I felt my anxiety rise, experienced headaches (thanks, Lupron!), and honestly just got a little tired of taking all of the medication. At times during the cycle, I would think to myself “I am doing ALL of this just to get a biopsy done? Not even to transfer one of my embryos?!” It was frustrating to feel like I was doing all of this hard work for “nothing,” but I decided that I couldn't think that way.
The information we gained from doing this cycle was invaluable. I will also add that my anxiety was high during the cycle because I was coming to the realization that we were actually getting one step closer to transferring one of our embryos. If you are going through an ERA cycle before transferring, this feeling can be intense! Thankfully, I have gotten a lot better at listening to my body and knowing what I need when I need it.
How I coped during my ERA cycle
Once I started experiencing a higher level of anxiety during my ERA cycle I knew I needed to take some time to figure out what would make me feel better. I literally left work in the middle of the day one day and just went home and laid in bed and watched movies. I downloaded the Calm App and started listening to Sleep Stories before bed and slept better than I had in months.
My husband also surprised me during the ERA cycle and told me he had ordered a Peloton, which helped boost my mood. I also made sure to let my acupuncturist know how I was feeling, and he was able to target my anxiety and stress during my sessions. You really just need to figure out what works for you! These are just a few things that helped me get through my ERA cycle. I have been able to carry them over to my FET Cycle and feel so much stronger (emotionally and physically) and more prepared.
So, what do the ERA results mean?
When you have an ERA biopsy done, the procedure itself literally takes less than 30 seconds. It's pretty painful, but it is over VERY fast (think, pap smear on steroids). As for results, there can be a wide range from receptive to non-informative. You will need to work with your doctor once your results come back to determine the appropriate protocol for your subsequent embryo transfer.
For me, my results came back as Early-Receptive, meaning I will need 12 more hours of progesterone exposure before my doctor performs the frozen embryo transfer! Again, I can’t say how thankful I am that we have this information now versus later.
I hope that sharing my experience has provided you with some support if you are currently preparing for an ERA cycle. Ultimately, know that you can do it! Also, rest assured that you are doing one more thing to provide a welcoming home for your embryo. Sending all of the good vibes your way!

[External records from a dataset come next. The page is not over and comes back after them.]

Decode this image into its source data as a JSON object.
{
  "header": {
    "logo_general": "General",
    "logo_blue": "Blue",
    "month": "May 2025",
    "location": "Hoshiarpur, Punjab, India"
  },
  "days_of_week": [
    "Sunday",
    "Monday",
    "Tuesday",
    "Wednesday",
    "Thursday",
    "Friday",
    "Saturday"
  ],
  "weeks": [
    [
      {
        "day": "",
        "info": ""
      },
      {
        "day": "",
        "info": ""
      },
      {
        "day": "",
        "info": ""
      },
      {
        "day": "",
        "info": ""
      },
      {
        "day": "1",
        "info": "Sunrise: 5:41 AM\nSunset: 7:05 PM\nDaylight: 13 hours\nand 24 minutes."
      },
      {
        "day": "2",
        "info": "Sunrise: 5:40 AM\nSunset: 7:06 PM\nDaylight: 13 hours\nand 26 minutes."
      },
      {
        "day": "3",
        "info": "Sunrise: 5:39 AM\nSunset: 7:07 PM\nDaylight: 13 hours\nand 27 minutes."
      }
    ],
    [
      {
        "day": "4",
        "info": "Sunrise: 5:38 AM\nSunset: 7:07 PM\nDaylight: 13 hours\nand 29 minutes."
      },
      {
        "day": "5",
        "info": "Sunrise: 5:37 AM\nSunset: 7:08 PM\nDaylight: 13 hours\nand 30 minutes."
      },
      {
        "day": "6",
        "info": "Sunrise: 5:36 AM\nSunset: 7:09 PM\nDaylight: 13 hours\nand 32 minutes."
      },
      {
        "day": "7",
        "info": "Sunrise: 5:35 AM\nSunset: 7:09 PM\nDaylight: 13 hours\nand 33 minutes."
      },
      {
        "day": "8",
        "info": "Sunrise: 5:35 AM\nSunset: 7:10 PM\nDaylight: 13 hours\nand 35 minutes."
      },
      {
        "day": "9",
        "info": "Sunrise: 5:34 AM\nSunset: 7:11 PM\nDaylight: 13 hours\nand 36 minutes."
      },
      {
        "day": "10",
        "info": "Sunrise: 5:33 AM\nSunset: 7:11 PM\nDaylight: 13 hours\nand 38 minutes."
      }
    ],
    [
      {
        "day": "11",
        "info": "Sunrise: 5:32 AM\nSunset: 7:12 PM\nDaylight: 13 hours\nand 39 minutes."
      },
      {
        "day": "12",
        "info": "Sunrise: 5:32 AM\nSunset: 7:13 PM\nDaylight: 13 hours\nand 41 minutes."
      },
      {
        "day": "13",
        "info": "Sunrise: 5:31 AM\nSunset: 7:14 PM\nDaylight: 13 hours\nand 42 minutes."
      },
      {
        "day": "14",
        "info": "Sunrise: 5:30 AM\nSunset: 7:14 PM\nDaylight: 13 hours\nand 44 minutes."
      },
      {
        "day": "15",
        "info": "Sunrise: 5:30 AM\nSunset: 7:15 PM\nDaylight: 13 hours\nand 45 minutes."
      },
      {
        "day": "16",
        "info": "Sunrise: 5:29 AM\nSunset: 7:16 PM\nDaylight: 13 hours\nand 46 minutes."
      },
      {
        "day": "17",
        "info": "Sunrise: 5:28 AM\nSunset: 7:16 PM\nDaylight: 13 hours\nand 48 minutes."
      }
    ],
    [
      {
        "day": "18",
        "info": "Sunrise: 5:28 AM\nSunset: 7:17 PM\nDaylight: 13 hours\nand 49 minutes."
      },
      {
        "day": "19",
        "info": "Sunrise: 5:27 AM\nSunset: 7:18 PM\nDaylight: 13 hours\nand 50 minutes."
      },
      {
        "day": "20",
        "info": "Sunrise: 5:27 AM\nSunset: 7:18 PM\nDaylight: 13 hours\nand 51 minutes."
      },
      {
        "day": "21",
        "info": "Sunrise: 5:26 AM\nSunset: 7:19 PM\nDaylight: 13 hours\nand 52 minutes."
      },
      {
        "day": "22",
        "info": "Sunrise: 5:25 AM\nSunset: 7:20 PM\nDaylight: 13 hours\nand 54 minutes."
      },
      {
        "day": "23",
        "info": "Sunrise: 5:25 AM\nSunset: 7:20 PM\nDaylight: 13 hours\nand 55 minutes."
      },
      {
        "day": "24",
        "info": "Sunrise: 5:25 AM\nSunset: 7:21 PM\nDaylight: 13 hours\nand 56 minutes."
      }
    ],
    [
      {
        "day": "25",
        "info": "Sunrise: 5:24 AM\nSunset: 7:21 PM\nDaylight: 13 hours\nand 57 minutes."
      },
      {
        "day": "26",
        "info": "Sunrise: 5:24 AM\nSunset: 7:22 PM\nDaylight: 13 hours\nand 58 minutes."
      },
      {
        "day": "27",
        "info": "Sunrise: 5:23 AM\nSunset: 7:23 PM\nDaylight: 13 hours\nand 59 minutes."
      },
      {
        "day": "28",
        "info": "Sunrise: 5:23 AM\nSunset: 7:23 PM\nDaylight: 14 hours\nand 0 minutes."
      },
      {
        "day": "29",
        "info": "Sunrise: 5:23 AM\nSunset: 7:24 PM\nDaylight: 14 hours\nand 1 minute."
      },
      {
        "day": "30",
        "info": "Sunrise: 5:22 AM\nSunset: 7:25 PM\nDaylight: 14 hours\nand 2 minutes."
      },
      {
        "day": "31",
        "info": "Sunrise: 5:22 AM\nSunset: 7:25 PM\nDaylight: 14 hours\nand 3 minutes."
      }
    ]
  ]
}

Abby C. is 33 years old and has a diagnosis of Diminished Ovarian Reserve. She has completed 2 rounds of IVF, and 1 ERA Cycle, and is preparing for her first Frozen Embryo Transfer! She has been married to her husband for 4 years. They live in Northern Virginia and are cat parents to a spoiled little girl, Oates! Abby is an Elementary School Administrator, and her dream is to be an Elementary School Principal. She loves to read, clean, and maintain a healthy body and mind. She is ready and eager to become a Mom and to see her husband become a Dad.